Expanding the engineering profession to all.
This can-do perspective has brought us 13 Nobel Prizes, 12 MacArthur Fellows, more NCAA titles than any university and more Olympic medals than most nations. Our faculty and alumni helped create the Internet and pioneered reverse osmosis. And more than 140 companies have been created based on technology developed at UCLA.
What inspires MacArthur Fellows and Rhodes Scholars? What gave Jackie Robinson the courage to become the first African American in Major League Baseball? What was the catalyst that spurred Vint Cerf and Leonard Kleinrock’s dream of the Internet?
The answer is optimism. And it is in our DNA.

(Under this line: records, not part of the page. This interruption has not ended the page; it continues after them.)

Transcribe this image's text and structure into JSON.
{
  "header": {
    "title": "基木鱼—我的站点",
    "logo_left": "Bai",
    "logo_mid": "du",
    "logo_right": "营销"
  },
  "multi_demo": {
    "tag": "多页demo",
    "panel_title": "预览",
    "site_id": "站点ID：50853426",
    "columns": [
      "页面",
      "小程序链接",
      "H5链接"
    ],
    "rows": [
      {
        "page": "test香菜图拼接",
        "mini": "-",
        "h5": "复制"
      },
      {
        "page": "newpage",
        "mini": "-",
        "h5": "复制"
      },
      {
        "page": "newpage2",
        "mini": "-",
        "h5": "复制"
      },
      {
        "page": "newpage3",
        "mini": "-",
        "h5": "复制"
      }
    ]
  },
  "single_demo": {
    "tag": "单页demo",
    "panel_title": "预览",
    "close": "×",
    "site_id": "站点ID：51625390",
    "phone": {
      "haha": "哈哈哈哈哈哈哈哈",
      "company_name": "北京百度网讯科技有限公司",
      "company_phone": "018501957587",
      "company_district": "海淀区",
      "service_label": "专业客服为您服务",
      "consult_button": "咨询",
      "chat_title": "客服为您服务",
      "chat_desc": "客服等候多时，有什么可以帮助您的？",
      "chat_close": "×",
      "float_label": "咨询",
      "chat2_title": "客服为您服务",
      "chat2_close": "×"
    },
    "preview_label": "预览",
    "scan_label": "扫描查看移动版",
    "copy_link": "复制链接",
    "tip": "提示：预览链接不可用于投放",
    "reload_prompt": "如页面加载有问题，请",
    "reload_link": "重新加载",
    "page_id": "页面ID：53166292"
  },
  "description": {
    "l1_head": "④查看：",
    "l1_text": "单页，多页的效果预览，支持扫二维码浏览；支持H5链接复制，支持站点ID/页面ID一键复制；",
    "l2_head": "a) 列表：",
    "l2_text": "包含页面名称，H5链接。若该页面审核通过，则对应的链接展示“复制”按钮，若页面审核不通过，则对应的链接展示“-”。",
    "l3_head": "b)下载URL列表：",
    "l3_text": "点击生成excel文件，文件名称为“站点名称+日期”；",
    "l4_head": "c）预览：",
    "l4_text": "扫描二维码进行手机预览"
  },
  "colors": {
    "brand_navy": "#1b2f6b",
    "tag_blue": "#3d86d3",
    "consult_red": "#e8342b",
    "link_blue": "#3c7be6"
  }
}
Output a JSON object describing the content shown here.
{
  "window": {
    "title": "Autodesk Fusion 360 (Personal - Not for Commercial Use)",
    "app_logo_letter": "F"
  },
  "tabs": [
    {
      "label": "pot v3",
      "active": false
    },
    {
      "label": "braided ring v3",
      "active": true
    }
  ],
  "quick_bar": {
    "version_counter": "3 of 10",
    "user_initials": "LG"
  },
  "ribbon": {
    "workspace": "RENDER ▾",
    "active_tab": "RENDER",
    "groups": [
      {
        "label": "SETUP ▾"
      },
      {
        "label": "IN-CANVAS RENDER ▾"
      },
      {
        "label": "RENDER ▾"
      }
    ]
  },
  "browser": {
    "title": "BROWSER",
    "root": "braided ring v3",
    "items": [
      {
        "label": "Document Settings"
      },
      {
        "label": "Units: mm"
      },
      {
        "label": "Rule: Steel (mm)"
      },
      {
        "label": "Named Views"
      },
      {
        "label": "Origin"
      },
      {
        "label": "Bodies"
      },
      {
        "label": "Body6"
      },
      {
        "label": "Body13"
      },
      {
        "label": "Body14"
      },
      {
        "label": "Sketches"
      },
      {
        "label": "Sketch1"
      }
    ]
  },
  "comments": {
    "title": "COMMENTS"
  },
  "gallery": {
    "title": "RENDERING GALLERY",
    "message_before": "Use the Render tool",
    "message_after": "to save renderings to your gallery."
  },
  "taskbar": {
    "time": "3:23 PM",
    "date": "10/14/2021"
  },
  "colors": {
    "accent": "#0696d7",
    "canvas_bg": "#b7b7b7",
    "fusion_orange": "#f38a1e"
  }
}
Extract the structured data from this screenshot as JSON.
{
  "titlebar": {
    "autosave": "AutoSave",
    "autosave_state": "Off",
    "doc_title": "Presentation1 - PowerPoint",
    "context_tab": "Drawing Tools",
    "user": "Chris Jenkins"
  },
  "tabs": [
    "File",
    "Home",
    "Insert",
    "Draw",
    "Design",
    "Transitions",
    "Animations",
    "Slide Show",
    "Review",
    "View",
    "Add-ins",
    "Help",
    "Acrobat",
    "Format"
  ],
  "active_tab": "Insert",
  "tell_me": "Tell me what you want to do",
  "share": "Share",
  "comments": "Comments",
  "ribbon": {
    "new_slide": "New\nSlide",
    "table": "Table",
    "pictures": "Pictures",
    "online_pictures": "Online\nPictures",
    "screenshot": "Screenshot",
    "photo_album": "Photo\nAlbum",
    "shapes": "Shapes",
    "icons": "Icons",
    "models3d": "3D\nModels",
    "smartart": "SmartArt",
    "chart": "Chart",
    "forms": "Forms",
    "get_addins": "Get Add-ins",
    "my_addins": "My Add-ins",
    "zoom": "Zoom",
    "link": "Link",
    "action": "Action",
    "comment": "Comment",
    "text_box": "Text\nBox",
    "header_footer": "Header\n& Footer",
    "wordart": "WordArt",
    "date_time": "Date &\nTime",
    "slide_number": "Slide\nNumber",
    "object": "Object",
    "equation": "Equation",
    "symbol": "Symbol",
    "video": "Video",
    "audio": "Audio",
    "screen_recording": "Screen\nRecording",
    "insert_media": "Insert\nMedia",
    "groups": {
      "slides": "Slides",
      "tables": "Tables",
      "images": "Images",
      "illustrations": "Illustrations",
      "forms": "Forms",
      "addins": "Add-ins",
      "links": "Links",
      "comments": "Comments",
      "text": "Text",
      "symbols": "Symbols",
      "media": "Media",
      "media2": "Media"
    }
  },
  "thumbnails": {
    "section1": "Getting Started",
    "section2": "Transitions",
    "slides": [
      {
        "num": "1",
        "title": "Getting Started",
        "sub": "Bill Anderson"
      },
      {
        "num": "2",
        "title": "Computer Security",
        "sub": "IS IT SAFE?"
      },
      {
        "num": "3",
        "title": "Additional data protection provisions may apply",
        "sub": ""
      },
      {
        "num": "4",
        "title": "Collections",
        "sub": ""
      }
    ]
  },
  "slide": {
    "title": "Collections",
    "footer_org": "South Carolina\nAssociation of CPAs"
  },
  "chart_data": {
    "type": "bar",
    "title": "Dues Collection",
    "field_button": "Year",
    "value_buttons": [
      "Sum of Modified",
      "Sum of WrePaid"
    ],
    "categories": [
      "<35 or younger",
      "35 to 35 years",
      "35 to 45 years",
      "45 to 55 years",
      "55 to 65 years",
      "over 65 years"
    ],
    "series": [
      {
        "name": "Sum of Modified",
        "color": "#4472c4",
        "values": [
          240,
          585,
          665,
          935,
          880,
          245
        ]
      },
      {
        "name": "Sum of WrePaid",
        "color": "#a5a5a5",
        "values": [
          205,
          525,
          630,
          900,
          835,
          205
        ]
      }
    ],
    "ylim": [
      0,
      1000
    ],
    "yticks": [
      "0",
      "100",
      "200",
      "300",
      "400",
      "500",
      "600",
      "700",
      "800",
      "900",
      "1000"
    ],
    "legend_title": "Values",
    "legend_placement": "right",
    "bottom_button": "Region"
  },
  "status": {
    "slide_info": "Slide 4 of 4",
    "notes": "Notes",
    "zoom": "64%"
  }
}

It is what enables us to push forward and redefine what’s possible. It pervades our focus on education, research and service and, in turn, opens limitless opportunities to every student.
And through its eye-opening lens, we see beyond the classroom, allowing us to engage with the world right now.
As UCLA moves onward, we leverage our history to define our future. Every achievement and breakthrough we have made justifies our optimism, calling us to build upon our past. And as we near the end of a century of excellence, we steadfastly pursue future endeavors with the same optimism that brought us here.
This is UCLA.
These are the grounds of optimism.
Ioanna Kakoulli, a professor of materials science and engineering at the UCLA Samueli School of Engineering, is helping students connect the dots between materials science
Growing up in San Bernardino, California, in a working-class immigrant family, Andrew Ramirez didn’t know what engineers were
From freezing a roll of wet, color-dyed toilet paper and other household items in the fridge of her family kitchen to study how their properties changed
Materials scientists at the UCLA Samueli School of Engineering have introduced a simple yet versatile technique to manage the direction at which a material emits
Two UCLA Samueli School of Engineering professors have been selected to lead research projects funded by the California Climate Action Seed Grants and Matching Grants
C.K. Ken Yang, a professor and chair of the Electrical and Computer Engineering Department at the UCLA Samueli School of Engineering, and alumnus